Rep. Richard Laird is tired of wading through dozens of lobbyists just to get from his office to the floor of the House.
The Roanoke Democrat gets aggravated every time he has to push his way through the hallways. It just shouldn't be that way, he said.
Outside the room where the House Public Safety Committee meets, Rep. David Grimes has seen times when citizens can't get into the room. It's too small, so they line the hallways trying their best to hear what's going on inside.
When people can't get into the meetings, they get mad, Grimes, R-Montgomery, said.
Tired of jostling past lobbyists and watching the public get shut out of committee meetings, Laird decided it was time to do something.
So he sponsored a bill that created the Legislative Building Committee and charges the panel with the task of analyzing how to best use the limited space in the State House. Everything is on the table -- including renovation and even construction of a new State House.
Gov. Bob Riley signed the bill Thursday.
"We have been talking about this for many years," said Laird. "Sometimes we have to wade through 300 lobbyists in the hallways."
The bill has its detractors -- especially those who oppose any plan to build a new State House. Grimes, R-Montgomery, won't support new construction.
"I don't think that's necessary at this point," said Grimes, who pointed out he thinks
the Senate is already too elaborate.
But he does agree that more meeting space is needed. The House Public Safety Committee is a good example of the problem.
"Every meeting they have, people are spilling out into the hall," Grimes said.
Rep. Thad McClammy, D-Montgomery, chairs that committee. The tight quarters don't allow much room for would-be spectators, he said.
"They think they deserve more and they do," said McClammy, referring to people who routinely find themselves standing in the hallways.
Sen. Wendell Mitchell has seen similar meeting space issues in the Senate, particularly when public hearings are scheduled.
"When you have a major issue, people line the walls," said the senator from Luverne.
McClammy said most citizens don't understand how cramped quarters are at the State House, so he thinks talk about renovation or a new building won't have much public support.
"They probably think we live in some luxury," he said. "The average legislator is conducting business in something about the size of a big broom closet."
Sen. Larry Dixon, R-Montgomery, sees the space problem differently. If legislators didn't hire unnecessary staff, space wouldn't be an issue, he said.
"The Legislature is expanding itself," Dixon said. "If we didn't hire them, we wouldn't need more space."
A plan to move the Alabama attorney general's office out of the State House would free up 90,000 square feet of space. The attorney general's office would be relocated to the old Public Safety Building in front of the Capitol by August 2008.
However, the Legislature hasn't appropriated money to cover the move, said Chris Bence, spokesman for the attorney general's office.
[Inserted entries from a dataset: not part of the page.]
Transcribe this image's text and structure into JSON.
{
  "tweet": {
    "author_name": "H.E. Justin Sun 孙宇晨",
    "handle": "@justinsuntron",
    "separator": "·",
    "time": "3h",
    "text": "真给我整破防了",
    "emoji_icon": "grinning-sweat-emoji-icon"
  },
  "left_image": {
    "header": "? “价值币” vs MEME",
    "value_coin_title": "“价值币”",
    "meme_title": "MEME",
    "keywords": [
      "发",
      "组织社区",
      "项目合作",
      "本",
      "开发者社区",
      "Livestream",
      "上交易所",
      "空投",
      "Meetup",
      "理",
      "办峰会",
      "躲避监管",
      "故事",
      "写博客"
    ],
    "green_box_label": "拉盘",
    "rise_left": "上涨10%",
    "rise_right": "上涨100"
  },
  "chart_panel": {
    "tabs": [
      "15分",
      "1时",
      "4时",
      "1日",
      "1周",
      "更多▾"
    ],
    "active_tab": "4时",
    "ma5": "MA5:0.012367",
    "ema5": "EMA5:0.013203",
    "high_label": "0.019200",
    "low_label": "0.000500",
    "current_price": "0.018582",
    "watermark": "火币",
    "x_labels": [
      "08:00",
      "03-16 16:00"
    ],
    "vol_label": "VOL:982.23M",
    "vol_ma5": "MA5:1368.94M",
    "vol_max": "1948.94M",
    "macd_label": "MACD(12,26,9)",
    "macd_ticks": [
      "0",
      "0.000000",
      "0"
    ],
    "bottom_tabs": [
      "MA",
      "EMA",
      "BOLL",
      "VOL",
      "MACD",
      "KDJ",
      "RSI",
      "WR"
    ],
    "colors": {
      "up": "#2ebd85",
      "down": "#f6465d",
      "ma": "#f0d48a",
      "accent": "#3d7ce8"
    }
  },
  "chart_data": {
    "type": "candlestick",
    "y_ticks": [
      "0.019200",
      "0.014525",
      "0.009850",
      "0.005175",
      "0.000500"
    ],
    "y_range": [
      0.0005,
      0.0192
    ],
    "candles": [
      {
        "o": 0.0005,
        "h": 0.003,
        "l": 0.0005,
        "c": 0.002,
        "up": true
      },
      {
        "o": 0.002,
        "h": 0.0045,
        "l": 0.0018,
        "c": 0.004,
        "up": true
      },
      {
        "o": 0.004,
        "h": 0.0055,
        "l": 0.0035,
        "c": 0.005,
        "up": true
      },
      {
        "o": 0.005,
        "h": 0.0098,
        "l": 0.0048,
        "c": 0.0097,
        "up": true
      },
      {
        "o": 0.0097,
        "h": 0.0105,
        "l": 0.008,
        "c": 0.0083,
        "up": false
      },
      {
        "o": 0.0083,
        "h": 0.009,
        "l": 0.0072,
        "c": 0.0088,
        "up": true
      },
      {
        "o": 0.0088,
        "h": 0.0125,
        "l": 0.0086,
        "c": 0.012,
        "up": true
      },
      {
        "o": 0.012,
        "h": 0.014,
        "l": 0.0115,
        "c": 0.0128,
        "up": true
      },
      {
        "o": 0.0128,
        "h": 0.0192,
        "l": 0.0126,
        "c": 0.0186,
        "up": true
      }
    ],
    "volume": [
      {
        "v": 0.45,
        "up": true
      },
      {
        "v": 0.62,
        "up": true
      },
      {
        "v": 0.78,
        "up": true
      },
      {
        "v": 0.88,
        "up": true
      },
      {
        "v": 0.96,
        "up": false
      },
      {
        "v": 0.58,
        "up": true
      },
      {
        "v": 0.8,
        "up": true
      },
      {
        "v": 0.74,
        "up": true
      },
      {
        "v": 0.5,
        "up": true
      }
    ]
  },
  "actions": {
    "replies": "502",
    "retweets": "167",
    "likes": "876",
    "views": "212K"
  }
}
Those funds also would be needed to cover the 60 percent increase in rent the attorney general's office would pay the state finance department for space that's about 5,000 square feet less than the State House location.
Bence said until the financial issue is resolved, the office will stay put.
"We're pretty much stuck where we are," he said.